The Darien Board of Selectmen on Monday unanimously approved spending $87,000 for body cameras to be worn regularly by 48 town police officers after hearing that police-public relations have become more tense and the state may pay the full cost of the program’s first year.
The proposal now goes before the Board of Finance and then the Representative Town Meeting (which doesn’t meet until September) before the town can purchase the cameras and the more expensive digital storage and retrieval system for the videos.
“The heightened state of tension that now exists surrounding law enforcement has reached a level not seen in my 34 years as a police officer,” Police Chief Duane Lovello told the board in a prepared statement. “We have seen some horrible footage of police misconduct occurring from other parts of the country.”
- Police Chief’s Statement to Board of Selectmen in Support of Police Body Cameras (Aug. 8)
- Board of Selectmen May Approve Police Body Cameras Monday Night (with a Police Department Power Point presentation on the proposal; Aug. 7)
Darien TV79 announced it will have a full video of the Board of Selectman meeting posted on the Internet by Tuesday.
While Darien police are very professional, the chief said, and police in Connecticut are some of the best trained in the country, “a hallmark of any profession is a willingness to hold its work out for public scrutiny.”
The entire first year of funding may be paid for through a state grant that, if it’s implemented, would be available to Darien and other communities, Lovello said.
State officials have said the town is eligible for the grant, he said, but it isn’t certain that the grant program will be financed this fiscal year.
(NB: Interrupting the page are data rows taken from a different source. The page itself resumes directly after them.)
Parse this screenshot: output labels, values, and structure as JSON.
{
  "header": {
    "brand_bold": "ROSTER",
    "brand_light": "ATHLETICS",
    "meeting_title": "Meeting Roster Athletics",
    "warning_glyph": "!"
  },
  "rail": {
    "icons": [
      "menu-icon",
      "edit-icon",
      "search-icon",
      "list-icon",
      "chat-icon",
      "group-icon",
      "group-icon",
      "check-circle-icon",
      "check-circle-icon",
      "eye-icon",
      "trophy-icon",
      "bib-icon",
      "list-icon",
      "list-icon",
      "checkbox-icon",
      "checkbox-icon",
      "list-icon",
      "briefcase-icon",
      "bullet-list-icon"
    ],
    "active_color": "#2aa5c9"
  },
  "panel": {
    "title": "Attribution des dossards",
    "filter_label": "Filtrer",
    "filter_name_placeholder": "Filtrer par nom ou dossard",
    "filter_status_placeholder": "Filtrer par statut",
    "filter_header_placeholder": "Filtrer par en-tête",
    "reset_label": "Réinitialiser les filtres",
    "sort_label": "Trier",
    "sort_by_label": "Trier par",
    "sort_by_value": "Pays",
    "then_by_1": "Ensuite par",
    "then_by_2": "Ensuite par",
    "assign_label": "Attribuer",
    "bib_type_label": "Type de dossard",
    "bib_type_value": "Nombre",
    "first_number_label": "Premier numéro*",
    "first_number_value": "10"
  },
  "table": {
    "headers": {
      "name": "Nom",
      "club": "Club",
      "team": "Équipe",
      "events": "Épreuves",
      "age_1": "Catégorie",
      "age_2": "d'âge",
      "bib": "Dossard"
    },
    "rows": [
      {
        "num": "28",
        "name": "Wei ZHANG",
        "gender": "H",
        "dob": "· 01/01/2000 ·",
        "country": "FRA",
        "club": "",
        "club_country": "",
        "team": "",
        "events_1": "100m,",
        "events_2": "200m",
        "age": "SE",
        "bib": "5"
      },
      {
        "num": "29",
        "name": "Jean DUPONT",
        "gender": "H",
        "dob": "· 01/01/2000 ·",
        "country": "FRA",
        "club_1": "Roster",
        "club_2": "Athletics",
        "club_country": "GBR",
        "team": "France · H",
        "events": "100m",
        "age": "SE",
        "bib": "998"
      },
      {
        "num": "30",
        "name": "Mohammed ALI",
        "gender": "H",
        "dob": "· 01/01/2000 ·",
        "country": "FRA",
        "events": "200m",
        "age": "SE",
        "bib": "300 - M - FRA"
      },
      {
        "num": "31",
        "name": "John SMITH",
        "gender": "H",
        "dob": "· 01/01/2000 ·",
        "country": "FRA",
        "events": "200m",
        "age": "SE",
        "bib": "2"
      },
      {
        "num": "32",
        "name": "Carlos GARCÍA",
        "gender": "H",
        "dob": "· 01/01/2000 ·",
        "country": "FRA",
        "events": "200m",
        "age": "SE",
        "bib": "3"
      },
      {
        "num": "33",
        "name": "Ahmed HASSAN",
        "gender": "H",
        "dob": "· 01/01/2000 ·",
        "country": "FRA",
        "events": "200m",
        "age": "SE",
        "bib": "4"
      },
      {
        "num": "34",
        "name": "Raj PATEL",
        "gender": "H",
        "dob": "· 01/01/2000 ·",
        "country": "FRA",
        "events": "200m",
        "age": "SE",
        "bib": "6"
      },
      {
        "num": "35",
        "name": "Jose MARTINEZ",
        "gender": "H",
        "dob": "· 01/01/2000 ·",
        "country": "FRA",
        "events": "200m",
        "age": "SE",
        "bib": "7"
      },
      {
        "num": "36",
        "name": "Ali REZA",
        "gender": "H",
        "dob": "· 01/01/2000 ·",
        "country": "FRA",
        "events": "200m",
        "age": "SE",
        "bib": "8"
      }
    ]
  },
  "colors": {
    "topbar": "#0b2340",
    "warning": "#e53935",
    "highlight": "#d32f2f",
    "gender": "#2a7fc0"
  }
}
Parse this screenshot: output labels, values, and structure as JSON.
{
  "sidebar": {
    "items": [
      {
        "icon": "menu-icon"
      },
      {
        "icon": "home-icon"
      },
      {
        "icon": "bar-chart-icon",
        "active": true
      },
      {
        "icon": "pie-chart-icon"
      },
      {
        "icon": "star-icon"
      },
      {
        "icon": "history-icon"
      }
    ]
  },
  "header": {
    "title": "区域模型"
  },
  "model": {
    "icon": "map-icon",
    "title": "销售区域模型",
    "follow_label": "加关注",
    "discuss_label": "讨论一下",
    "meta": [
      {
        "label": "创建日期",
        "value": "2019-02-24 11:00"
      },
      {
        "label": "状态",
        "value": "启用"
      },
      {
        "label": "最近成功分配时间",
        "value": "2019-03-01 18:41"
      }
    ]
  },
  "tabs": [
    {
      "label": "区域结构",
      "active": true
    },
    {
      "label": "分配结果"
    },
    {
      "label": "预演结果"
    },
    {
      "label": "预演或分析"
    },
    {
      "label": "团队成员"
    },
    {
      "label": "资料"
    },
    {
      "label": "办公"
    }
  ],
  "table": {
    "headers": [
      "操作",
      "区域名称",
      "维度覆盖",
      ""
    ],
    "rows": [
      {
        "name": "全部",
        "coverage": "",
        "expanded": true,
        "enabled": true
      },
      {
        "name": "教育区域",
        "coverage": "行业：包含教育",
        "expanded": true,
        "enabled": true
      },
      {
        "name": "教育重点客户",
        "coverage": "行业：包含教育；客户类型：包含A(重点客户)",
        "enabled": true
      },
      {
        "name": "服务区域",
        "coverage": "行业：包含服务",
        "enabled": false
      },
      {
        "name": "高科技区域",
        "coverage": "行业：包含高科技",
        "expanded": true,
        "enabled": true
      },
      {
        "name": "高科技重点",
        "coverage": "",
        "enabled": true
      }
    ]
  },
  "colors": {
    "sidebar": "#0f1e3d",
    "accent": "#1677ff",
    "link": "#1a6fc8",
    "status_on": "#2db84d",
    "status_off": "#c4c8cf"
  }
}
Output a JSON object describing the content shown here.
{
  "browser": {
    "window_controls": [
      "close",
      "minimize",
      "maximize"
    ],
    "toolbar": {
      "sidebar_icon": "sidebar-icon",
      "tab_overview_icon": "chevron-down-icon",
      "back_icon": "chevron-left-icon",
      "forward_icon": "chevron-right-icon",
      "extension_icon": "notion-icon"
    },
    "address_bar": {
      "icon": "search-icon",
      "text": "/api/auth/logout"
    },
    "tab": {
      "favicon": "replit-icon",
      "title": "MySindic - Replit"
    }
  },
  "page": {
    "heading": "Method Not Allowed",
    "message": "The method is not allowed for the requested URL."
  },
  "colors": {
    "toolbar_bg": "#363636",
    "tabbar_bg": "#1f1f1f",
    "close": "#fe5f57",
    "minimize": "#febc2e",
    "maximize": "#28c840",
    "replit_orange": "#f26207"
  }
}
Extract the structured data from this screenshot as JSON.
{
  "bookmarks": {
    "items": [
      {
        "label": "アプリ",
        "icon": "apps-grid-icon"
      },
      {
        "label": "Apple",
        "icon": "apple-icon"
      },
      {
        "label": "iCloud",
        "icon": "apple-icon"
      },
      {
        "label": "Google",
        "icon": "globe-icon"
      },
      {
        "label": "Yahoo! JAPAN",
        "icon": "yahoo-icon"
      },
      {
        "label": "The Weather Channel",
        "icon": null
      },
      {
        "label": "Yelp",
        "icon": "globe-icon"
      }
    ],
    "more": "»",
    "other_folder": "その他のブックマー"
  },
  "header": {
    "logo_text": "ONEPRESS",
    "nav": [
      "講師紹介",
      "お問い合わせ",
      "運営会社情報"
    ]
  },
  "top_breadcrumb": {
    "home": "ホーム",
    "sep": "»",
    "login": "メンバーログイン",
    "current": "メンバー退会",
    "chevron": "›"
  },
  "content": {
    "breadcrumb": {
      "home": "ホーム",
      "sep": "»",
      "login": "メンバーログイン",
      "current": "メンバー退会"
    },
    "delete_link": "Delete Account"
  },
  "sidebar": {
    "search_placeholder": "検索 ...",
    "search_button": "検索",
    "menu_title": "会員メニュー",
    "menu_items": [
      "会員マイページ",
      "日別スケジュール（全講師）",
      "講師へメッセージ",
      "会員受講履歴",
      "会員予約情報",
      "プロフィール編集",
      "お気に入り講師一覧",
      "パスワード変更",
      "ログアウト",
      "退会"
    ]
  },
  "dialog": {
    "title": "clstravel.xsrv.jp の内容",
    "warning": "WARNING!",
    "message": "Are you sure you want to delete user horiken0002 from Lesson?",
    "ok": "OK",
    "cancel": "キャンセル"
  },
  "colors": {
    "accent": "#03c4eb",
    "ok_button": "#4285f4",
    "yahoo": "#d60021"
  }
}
A maximum of $15 million has been authorized for the program, but as Lovello understands it, state officials “have to reach a certain threshold” of proposed grant disbursements before a bonding proposal is brought before the state’s bonding authority.
A video (and audio) recording from a police officer’s body camera isn’t going to be a perfect record of an incident, Lovello said (an earlier Power Point presentation to the board gave a detailed explanation of that), but it will provide the police with more information and more accurate information for investigations.
When controversies about police conduct occur, he said, it will provide the public with more accurate information. For instance, police will be recording incidents much earlier than members of the public might start recording with their cell phones, he said.
The cost of the five-year program will be $64,500 a year for the second through fifth years. Two and a half years into the program, and again in the fifth year, the equipment will be upgraded with more modern technology that may then be available, Lovello said.
Lovello is now acting chairman of a state board of professionals who set statewide standards for police practices. He said body cameras for police officers is “evolving into best practices” for the profession.
Asked what the officers in the department think about body cameras, Lovello said that they’ve become much more popular. “I do think that the vast majority of the officers do see the advantage of having a camera on,” he said. Younger officers who tend to be more familiar with social media than older officers, are even more supportive of body cameras, he said.
First Selectman Jayme Stevenson asked whether or not the school resource officer at Darien High School, a police officer assigned to work in the school, would have a body camera. That officer would, Lovello said, but privacy concerns for students would need to be respected, so much of the time the camera would be off. A policy for that would be worked out with the superintendent of schools, he said.
Asked whether or not the police constables who work for the Tokeneke Association would need to wear body cameras, Lovello said that would have to be worked out with the leaders of the association.
Although the state grant is for departments that make wearing of body cameras almost universal among police officers, Lovello said he thought the constables working in Tokeneke were classified differently in state law, so that requirement would not apply to them.